Figurative language is a powerful instrument in motivating clients to stop their endless deliber-ations and act. Metaphors depicting an action are usually more evocative and effective.
Most strategists regard metaphorical language to be more effective than literal language (Srivasta and Barrett, 1988) because it can capture all organisational stakeholders’ experience and emotions better and can thus communicate meaning in complex, ambiguous situations where literal language is inad-equate. (Palmer and Dunford, 1996).
According to research, when we use images, such as visual metaphors, we are connecting to the side of the brain that can understand abstract concepts. Metaphors and analogies are effective at making abstract or difficult-to-understand concepts understandable.
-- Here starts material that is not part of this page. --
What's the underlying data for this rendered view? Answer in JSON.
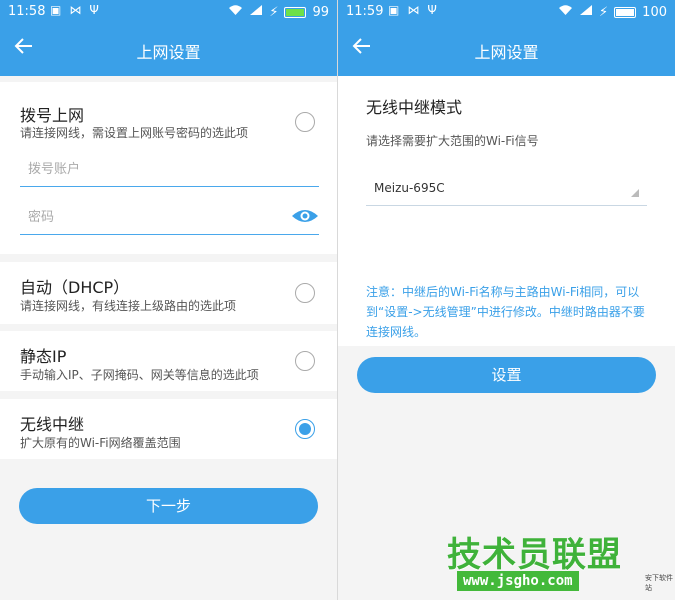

For management researchers, competitive strategy metaphors use language to convey information and ideas, which can be transferred into tacit knowledge, a way of thinking and viewing the world, which cannot be easily articulated (Morgan, 1986). In essence, a metaphor captures the deficiency of the incap-ability to convey discrete symbol language about an object, event or experience.
Thus analogic language can be employed, for example, in sales to tear down barriers between us and our clients, barriers that have been inadvertently built by our use of language that is technically correct but incomprehensible to the client. By painting a picture with metaphors and analogies, we create a visual image of our concept. In doing so we ensure that it sticks better and far longer in the mind of our interlocutor than would a litany of industry- or product-specific terms.
Metaphors are incredible as a means of facing objections: the images that metaphors and ana-logies create cause clients to pause and think, and to perceive the situation from a perspective different from their own (yours!).
The use of metaphor and other figures of speech is a “pure creativity act” because it stimulates a creative process which employes one’s imagination to “evoke and suggest new ways of doing things” (Cleary and Packard, 1992; Palmer and Dunford, 1996).
They become a valuable communication tool to share concepts and visions and re-direct both internal and external communication of purpose (Boland and Greenberg, 1988).
Moreover, analogic language can be used in framing a dispute or situation, or the means by which we address or approach a negotiation problem. Often, the metaphoric language used in business is at the core of how a person perceives the situation and suggests how they might react or respond (Milanese, Mordazzi, 2007).
Metaphors are emotional mirrors. We can study the other person’s use of metaphors to “hear” what they are really saying, as well as to understand their true thoughts or feelings.
This will guide us in how we should respond, react or, when necessary, intervene adequately in conflict management.
Even though we often make use of analogical language in our everyday talk (such as “Life is a yo-yo. It’s a series of ups and downs”), we often tend to overlook its strong persuasive, creative and motivational powers which can be exploited to the best in an organisational context, but also in everyday life with ourselves and significant others.
In fact, an ancient Chinese saying reads “One image replaces a thousand words”.
All the foregoing shall be discussed during an advanced-level workshop in persuasive communication organised by W&D Magro Ltd, the business advisory arm of W&D, a mid-tier firm of accountants and auditors, and members of JHI, a global affiliation of accountants and business advisors. For more information one may visit www.wdmalta.com or e-mail [email protected].
Dr Portelli is strategic coach and trainer at W&D’s business advisory unit.